Saved entries
%%

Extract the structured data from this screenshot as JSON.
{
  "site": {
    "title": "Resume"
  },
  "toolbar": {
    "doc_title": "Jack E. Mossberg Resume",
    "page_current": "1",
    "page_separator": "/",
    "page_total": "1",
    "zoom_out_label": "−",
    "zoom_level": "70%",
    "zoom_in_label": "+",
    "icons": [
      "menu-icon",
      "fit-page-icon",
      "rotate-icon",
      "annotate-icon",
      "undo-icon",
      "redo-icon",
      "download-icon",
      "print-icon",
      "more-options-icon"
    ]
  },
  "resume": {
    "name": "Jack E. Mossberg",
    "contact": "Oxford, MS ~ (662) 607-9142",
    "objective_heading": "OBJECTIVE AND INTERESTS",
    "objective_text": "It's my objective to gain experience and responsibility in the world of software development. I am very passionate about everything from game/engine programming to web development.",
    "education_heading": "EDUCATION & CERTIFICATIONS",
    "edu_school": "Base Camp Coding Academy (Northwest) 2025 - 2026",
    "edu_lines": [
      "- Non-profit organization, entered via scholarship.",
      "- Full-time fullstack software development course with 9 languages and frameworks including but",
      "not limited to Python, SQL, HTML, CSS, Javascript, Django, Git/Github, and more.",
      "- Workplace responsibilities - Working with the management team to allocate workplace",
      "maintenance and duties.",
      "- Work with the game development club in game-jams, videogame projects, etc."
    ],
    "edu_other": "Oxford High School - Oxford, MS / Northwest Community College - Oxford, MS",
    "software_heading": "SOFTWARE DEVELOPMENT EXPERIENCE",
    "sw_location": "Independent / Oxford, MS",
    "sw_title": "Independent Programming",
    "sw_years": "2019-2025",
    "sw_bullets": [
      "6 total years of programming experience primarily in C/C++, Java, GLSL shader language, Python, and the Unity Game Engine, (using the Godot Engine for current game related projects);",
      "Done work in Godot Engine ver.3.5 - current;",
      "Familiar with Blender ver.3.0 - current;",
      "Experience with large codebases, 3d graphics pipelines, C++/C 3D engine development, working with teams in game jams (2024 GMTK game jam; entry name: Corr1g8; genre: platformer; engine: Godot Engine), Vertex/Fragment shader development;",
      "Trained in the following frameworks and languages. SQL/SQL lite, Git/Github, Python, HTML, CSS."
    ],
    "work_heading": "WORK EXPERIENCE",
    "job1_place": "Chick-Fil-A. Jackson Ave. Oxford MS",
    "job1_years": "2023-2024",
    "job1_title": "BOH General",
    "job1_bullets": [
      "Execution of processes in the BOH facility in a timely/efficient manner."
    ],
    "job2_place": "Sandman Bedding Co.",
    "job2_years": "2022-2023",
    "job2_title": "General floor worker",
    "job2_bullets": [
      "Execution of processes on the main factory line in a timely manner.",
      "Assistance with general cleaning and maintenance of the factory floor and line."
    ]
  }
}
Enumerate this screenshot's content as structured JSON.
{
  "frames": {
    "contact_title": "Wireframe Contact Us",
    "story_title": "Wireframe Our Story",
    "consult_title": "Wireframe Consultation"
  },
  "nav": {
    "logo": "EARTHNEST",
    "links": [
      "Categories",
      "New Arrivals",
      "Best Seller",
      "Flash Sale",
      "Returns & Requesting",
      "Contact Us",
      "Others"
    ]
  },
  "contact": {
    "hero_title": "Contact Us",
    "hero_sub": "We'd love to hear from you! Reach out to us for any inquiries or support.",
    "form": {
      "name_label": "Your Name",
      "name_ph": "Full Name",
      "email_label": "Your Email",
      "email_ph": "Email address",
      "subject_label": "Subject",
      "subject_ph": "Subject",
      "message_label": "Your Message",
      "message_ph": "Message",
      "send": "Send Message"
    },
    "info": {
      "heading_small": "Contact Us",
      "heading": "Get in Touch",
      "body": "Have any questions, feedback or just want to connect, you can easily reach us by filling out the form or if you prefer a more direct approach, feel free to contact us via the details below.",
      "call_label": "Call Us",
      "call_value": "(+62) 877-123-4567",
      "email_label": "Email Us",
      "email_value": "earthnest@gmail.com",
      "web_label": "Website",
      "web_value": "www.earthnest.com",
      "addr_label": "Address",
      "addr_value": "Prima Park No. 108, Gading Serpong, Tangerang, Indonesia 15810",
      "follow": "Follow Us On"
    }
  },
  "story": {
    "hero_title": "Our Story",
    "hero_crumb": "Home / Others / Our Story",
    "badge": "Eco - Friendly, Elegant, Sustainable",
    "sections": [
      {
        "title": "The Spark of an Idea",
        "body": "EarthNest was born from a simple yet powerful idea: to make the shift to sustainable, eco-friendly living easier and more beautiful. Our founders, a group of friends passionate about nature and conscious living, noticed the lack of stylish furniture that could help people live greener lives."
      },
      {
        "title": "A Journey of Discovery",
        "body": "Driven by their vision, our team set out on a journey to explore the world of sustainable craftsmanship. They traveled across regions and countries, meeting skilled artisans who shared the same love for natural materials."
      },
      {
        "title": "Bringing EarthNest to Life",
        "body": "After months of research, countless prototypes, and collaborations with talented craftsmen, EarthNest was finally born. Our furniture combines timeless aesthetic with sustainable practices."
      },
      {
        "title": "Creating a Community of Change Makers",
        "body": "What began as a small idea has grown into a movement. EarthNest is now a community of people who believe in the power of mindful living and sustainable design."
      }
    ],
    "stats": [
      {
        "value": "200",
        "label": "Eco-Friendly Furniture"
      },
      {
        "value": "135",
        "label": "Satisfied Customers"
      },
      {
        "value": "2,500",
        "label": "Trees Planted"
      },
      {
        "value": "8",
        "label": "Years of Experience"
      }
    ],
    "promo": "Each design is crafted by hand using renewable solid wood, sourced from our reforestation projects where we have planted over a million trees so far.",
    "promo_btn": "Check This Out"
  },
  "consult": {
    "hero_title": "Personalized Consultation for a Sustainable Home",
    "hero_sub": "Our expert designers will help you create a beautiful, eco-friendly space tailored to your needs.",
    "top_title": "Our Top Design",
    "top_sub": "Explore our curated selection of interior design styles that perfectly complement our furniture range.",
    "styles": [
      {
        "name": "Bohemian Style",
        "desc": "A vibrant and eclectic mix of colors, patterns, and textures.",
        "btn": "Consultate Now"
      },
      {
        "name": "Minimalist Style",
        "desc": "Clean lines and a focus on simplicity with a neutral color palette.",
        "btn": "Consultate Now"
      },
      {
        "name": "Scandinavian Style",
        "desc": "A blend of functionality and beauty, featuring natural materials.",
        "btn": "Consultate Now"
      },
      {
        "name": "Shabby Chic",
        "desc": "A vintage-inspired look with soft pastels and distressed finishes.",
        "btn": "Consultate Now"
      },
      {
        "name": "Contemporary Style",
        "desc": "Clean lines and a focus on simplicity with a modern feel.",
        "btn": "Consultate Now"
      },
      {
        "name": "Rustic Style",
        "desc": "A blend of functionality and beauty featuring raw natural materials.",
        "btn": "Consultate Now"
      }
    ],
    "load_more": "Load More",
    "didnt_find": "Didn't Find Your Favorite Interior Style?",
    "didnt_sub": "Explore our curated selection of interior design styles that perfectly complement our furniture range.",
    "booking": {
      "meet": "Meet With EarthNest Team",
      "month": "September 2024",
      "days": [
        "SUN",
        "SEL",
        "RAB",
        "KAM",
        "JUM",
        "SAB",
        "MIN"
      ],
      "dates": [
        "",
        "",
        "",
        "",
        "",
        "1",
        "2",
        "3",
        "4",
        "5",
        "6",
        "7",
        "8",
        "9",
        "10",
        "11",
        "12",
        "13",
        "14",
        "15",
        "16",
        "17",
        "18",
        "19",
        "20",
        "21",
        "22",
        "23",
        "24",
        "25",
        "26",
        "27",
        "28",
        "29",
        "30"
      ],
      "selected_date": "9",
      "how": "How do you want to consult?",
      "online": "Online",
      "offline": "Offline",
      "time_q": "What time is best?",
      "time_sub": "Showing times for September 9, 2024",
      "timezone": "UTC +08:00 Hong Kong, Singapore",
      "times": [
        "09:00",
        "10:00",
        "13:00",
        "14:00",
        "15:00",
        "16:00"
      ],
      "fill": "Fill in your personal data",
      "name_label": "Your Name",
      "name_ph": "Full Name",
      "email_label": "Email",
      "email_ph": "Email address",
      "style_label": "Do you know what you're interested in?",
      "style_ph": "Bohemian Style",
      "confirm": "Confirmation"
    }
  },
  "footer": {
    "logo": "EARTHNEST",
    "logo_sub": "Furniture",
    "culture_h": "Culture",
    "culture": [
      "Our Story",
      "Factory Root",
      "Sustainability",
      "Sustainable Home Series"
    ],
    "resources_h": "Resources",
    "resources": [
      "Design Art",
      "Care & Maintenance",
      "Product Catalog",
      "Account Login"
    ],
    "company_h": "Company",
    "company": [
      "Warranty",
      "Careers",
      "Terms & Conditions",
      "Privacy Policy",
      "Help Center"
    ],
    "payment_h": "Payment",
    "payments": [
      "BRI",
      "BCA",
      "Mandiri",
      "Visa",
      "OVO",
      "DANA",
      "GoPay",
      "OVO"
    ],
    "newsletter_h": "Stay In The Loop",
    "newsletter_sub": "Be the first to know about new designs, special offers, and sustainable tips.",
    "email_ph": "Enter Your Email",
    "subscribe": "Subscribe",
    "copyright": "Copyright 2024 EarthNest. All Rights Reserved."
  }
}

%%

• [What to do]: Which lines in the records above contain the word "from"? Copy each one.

• [Response to the exercise]:
Extract the structured data from this screenshot as JSON.
    "objective_text": "It's my objective to gain experience and responsibility in the world of software development. I am very passionate about everything from game/engine programming to web development.",
    "hero_sub": "We'd love to hear from you! Reach out to us for any inquiries or support.",
        "body": "EarthNest was born from a simple yet powerful idea: to make the shift to sustainable, eco-friendly living easier and more beautiful. Our founders, a group of friends passionate about nature and conscious living, noticed the lack of stylish furniture that could help people live greener lives."
    "promo": "Each design is crafted by hand using renewable solid wood, sourced from our reforestation projects where we have planted over a million trees so far.",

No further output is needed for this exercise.